So, despite the unnerving thought of the billions that are about to line the pockets of Disney executives, I’m comforted by the fact that there’s still a lot of good mixed in with the corporate bad.
Moana will empower a new generation of Pacific Island youth, women especially. It has already opened up important avenues of discussion around cultural preservation and appropriation — which, up until now, has been mostly the realm of academics. But for all of us to move forward, these discussions can’t be left inaccessible in academic journals, in language that doesn’t resonate with the public.
Moana lifts the discussions, places them on the big screen, and sets sail on a journey that’s going worldwide. The opportunities that this kind of reach provides is something that even academics shouldn’t dismiss quickly.
I feel comfortable riding Moana’s wave, because she makes space for us Pacific Islanders in global discussions. As adults, academics, activists, parents, aunts, uncles — we have the job now to reshape those spaces into something future Pacific generations will feel capable of claiming as their own.
Rather ironically, the hand that holds us down, in this case, may just hold the key to our own liberation.
Patrick Thomsen was born and bred in Auckland. He holds the chiefly title of Seutaafili from the village of Tauese in Samoa. He has a BA majoring in political science from the University of Auckland and an MA in International Studies from Seoul National University.

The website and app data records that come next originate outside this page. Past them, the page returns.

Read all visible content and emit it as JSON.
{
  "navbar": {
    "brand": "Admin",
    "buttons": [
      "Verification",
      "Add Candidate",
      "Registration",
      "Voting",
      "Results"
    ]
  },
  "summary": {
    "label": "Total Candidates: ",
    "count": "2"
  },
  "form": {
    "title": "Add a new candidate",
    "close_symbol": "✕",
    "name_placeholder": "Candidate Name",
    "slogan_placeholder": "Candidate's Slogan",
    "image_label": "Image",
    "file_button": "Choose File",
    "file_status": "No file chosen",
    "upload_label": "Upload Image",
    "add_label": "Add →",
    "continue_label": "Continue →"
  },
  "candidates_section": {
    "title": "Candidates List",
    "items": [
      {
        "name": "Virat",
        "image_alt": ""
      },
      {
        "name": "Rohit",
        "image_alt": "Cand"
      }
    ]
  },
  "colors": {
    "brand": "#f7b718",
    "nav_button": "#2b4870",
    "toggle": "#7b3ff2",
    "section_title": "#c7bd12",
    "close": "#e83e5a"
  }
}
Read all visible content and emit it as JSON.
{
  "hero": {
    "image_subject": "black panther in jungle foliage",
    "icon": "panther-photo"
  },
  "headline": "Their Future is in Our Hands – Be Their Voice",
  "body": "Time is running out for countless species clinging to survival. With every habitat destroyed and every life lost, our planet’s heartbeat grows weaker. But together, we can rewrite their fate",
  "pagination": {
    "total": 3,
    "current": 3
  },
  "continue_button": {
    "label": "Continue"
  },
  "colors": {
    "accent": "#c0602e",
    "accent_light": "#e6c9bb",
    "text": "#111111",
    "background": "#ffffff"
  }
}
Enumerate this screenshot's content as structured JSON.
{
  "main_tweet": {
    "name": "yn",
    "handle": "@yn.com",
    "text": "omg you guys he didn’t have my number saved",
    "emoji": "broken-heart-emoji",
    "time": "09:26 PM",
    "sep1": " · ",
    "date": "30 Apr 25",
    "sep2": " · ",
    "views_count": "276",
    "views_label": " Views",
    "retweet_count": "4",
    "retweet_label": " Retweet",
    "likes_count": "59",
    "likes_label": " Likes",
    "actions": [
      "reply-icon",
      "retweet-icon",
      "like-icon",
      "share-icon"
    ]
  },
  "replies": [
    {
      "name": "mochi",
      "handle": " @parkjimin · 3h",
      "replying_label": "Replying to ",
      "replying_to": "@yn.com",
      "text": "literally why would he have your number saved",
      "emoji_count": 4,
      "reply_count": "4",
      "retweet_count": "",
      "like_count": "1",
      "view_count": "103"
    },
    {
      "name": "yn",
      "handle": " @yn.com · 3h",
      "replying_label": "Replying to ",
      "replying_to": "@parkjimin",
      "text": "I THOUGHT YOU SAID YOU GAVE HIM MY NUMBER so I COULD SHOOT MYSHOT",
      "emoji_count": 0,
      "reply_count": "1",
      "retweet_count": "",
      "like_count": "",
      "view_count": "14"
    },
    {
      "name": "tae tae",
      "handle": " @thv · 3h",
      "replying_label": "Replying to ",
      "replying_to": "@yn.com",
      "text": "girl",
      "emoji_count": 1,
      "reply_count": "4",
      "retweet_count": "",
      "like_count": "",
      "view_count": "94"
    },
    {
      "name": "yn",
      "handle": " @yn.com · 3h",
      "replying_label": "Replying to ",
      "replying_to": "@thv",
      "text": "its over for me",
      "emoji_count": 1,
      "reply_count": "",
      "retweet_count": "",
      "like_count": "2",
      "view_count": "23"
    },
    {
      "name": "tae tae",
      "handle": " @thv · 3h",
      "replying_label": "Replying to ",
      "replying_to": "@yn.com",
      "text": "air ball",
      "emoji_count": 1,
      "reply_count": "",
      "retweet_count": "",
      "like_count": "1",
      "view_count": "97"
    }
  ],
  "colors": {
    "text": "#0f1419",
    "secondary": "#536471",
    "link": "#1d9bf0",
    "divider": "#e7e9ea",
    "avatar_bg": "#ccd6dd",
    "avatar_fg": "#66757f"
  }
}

He’s currently studying for his PhD at the University of Washington in the US.